Task objective: Each entry must be output exactly as it appears.

Data records for software interfaces:
= = = = =

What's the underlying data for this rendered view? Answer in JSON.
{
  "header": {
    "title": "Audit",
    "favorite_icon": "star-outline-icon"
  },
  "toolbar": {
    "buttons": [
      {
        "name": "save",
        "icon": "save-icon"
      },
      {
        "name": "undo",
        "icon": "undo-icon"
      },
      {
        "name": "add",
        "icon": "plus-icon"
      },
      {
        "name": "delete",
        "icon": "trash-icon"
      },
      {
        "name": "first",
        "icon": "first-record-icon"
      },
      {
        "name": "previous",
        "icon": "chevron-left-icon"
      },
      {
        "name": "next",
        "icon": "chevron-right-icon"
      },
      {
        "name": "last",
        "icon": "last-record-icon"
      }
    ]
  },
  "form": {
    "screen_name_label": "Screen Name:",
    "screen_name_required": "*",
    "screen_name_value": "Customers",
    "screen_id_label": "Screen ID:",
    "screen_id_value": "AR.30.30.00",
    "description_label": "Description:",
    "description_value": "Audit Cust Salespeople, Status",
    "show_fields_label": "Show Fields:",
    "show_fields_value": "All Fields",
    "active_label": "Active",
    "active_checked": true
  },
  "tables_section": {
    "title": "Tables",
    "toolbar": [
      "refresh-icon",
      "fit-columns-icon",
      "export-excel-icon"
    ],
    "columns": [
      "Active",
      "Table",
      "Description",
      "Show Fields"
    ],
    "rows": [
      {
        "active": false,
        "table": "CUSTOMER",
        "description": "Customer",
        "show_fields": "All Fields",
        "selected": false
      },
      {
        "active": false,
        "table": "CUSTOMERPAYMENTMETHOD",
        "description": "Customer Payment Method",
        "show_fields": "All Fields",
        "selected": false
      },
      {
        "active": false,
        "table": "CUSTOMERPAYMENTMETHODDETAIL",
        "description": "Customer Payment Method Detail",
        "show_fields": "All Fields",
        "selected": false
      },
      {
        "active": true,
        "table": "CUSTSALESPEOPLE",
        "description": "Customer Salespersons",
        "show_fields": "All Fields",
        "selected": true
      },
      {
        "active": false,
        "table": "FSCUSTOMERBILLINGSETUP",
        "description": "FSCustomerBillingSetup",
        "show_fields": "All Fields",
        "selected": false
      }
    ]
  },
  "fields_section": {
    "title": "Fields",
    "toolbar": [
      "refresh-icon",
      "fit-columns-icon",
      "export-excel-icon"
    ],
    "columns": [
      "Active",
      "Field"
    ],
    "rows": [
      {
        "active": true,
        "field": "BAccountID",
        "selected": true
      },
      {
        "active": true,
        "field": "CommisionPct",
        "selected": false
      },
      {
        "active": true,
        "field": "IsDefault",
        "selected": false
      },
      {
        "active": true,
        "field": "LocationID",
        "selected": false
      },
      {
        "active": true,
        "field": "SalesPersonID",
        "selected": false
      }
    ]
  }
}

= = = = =

Answer space:
What's the underlying data for this rendered view? Answer in JSON.
{
  "header": {
    "title": "Audit",
    "favorite_icon": "star-outline-icon"
  },
  "toolbar": {
    "buttons": [
      {
        "name": "save",
        "icon": "save-icon"
      },
      {
        "name": "undo",
        "icon": "undo-icon"
      },
      {
        "name": "add",
        "icon": "plus-icon"
      },
      {
        "name": "delete",
        "icon": "trash-icon"
      },
      {
        "name": "first",
        "icon": "first-record-icon"
      },
      {
        "name": "previous",
        "icon": "chevron-left-icon"
      },
      {
        "name": "next",
        "icon": "chevron-right-icon"
      },
      {
        "name": "last",
        "icon": "last-record-icon"
      }
    ]
  },
  "form": {
    "screen_name_label": "Screen Name:",
    "screen_name_required": "*",
    "screen_name_value": "Customers",
    "screen_id_label": "Screen ID:",
    "screen_id_value": "AR.30.30.00",
    "description_label": "Description:",
    "description_value": "Audit Cust Salespeople, Status",
    "show_fields_label": "Show Fields:",
    "show_fields_value": "All Fields",
    "active_label": "Active",
    "active_checked": true
  },
  "tables_section": {
    "title": "Tables",
    "toolbar": [
      "refresh-icon",
      "fit-columns-icon",
      "export-excel-icon"
    ],
    "columns": [
      "Active",
      "Table",
      "Description",
      "Show Fields"
    ],
    "rows": [
      {
        "active": false,
        "table": "CUSTOMER",
        "description": "Customer",
        "show_fields": "All Fields",
        "selected": false
      },
      {
        "active": false,
        "table": "CUSTOMERPAYMENTMETHOD",
        "description": "Customer Payment Method",
        "show_fields": "All Fields",
        "selected": false
      },
      {
        "active": false,
        "table": "CUSTOMERPAYMENTMETHODDETAIL",
        "description": "Customer Payment Method Detail",
        "show_fields": "All Fields",
        "selected": false
      },
      {
        "active": true,
        "table": "CUSTSALESPEOPLE",
        "description": "Customer Salespersons",
        "show_fields": "All Fields",
        "selected": true
      },
      {
        "active": false,
        "table": "FSCUSTOMERBILLINGSETUP",
        "description": "FSCustomerBillingSetup",
        "show_fields": "All Fields",
        "selected": false
      }
    ]
  },
  "fields_section": {
    "title": "Fields",
    "toolbar": [
      "refresh-icon",
      "fit-columns-icon",
      "export-excel-icon"
    ],
    "columns": [
      "Active",
      "Field"
    ],
    "rows": [
      {
        "active": true,
        "field": "BAccountID",
        "selected": true
      },
      {
        "active": true,
        "field": "CommisionPct",
        "selected": false
      },
      {
        "active": true,
        "field": "IsDefault",
        "selected": false
      },
      {
        "active": true,
        "field": "LocationID",
        "selected": false
      },
      {
        "active": true,
        "field": "SalesPersonID",
        "selected": false
      }
    ]
  }
}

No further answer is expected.